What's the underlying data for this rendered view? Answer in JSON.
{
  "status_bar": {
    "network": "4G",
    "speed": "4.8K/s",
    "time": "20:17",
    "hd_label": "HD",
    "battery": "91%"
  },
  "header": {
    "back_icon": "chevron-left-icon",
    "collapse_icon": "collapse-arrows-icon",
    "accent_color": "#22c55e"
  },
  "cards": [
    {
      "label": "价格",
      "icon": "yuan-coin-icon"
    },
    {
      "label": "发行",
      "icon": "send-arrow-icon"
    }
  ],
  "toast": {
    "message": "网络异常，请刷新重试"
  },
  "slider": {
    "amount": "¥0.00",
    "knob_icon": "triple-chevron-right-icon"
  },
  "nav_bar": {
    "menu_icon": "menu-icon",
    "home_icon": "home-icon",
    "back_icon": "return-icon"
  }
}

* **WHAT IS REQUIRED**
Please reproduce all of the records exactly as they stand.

* **SOLVED PROBLEM**
What's the underlying data for this rendered view? Answer in JSON.
{
  "status_bar": {
    "network": "4G",
    "speed": "4.8K/s",
    "time": "20:17",
    "hd_label": "HD",
    "battery": "91%"
  },
  "header": {
    "back_icon": "chevron-left-icon",
    "collapse_icon": "collapse-arrows-icon",
    "accent_color": "#22c55e"
  },
  "cards": [
    {
      "label": "价格",
      "icon": "yuan-coin-icon"
    },
    {
      "label": "发行",
      "icon": "send-arrow-icon"
    }
  ],
  "toast": {
    "message": "网络异常，请刷新重试"
  },
  "slider": {
    "amount": "¥0.00",
    "knob_icon": "triple-chevron-right-icon"
  },
  "nav_bar": {
    "menu_icon": "menu-icon",
    "home_icon": "home-icon",
    "back_icon": "return-icon"
  }
}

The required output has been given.